Track Listing: 1. A-Roving 2. Greensleeves 3. Nobdy Knows the Trouble I've Seen 4. John Henry 5.
Wayfaring Stranger 6. Three Blind Mice 7. Go Down, Moses 8. Blow the Man Down 9. Black Is
the Color of My True Love's Hair 10. Reuben, Reuben 11. Nobody Knows the Trouble I've Seen
[Alternate Take 1] 12. Reuben, Reuben [Alternate Take 14].
Personnel: Bill Smith-clarinet; Jim Hall-guitar; Monty Budwig-bass; Shelley Manne-drums.
I love jazz because anything is possible; it has few rules and the best jazz breaks those ones. I prefer free improv because it doesn't really have any rules at all.
I was first exposed to jazz in my teens (in the late sixties).
The first jazz record I bought was Filles de Kilimanjaro by Miles Davis, shortly followed by Extrapolation by John McLaughlin.

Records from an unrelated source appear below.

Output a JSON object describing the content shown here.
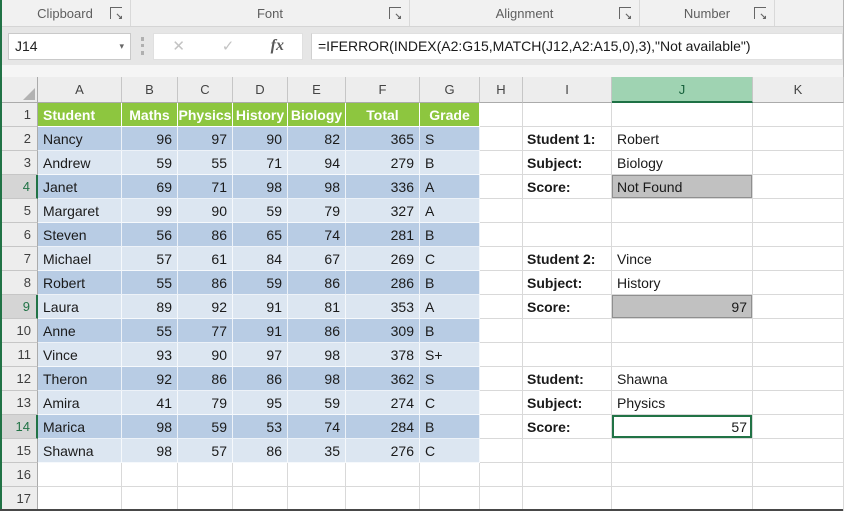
{
  "ribbon": {
    "groups": [
      {
        "label": "Clipboard"
      },
      {
        "label": "Font"
      },
      {
        "label": "Alignment"
      },
      {
        "label": "Number"
      }
    ],
    "launcher_icon": "dialog-launcher"
  },
  "formula_bar": {
    "name_box_value": "J14",
    "caret_icon": "▾",
    "cancel_icon": "✕",
    "enter_icon": "✓",
    "fx_label": "fx",
    "formula": "=IFERROR(INDEX(A2:G15,MATCH(J12,A2:A15,0),3),\"Not available\")"
  },
  "sheet": {
    "column_headers": [
      "A",
      "B",
      "C",
      "D",
      "E",
      "F",
      "G",
      "H",
      "I",
      "J",
      "K"
    ],
    "selected_column": "J",
    "selected_rows": [
      4,
      9,
      14
    ],
    "row_count": 17,
    "colors": {
      "table_header_green": "#8dc63f",
      "band_dark_blue": "#b8cce4",
      "band_light_blue": "#dce6f1",
      "selection_green": "#217346",
      "selected_header_fill": "#9fd3b2",
      "gray_cell_fill": "#c1c1c1"
    },
    "table": {
      "headers": [
        "Student",
        "Maths",
        "Physics",
        "History",
        "Biology",
        "Total",
        "Grade"
      ],
      "rows": [
        [
          "Nancy",
          96,
          97,
          90,
          82,
          365,
          "S"
        ],
        [
          "Andrew",
          59,
          55,
          71,
          94,
          279,
          "B"
        ],
        [
          "Janet",
          69,
          71,
          98,
          98,
          336,
          "A"
        ],
        [
          "Margaret",
          99,
          90,
          59,
          79,
          327,
          "A"
        ],
        [
          "Steven",
          56,
          86,
          65,
          74,
          281,
          "B"
        ],
        [
          "Michael",
          57,
          61,
          84,
          67,
          269,
          "C"
        ],
        [
          "Robert",
          55,
          86,
          59,
          86,
          286,
          "B"
        ],
        [
          "Laura",
          89,
          92,
          91,
          81,
          353,
          "A"
        ],
        [
          "Anne",
          55,
          77,
          91,
          86,
          309,
          "B"
        ],
        [
          "Vince",
          93,
          90,
          97,
          98,
          378,
          "S+"
        ],
        [
          "Theron",
          92,
          86,
          86,
          98,
          362,
          "S"
        ],
        [
          "Amira",
          41,
          79,
          95,
          59,
          274,
          "C"
        ],
        [
          "Marica",
          98,
          59,
          53,
          74,
          284,
          "B"
        ],
        [
          "Shawna",
          98,
          57,
          86,
          35,
          276,
          "C"
        ]
      ]
    },
    "lookups": [
      {
        "row": 2,
        "label": "Student 1:",
        "value": "Robert",
        "style": "plain"
      },
      {
        "row": 3,
        "label": "Subject:",
        "value": "Biology",
        "style": "plain"
      },
      {
        "row": 4,
        "label": "Score:",
        "value": "Not Found",
        "style": "gray-text"
      },
      {
        "row": 7,
        "label": "Student 2:",
        "value": "Vince",
        "style": "plain"
      },
      {
        "row": 8,
        "label": "Subject:",
        "value": "History",
        "style": "plain"
      },
      {
        "row": 9,
        "label": "Score:",
        "value": "97",
        "style": "gray-num"
      },
      {
        "row": 12,
        "label": "Student:",
        "value": "Shawna",
        "style": "plain"
      },
      {
        "row": 13,
        "label": "Subject:",
        "value": "Physics",
        "style": "plain"
      },
      {
        "row": 14,
        "label": "Score:",
        "value": "57",
        "style": "active-num"
      }
    ]
  }
}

My advice to new listeners is to listen as widely as possible and not to make snap judgments--stick with it.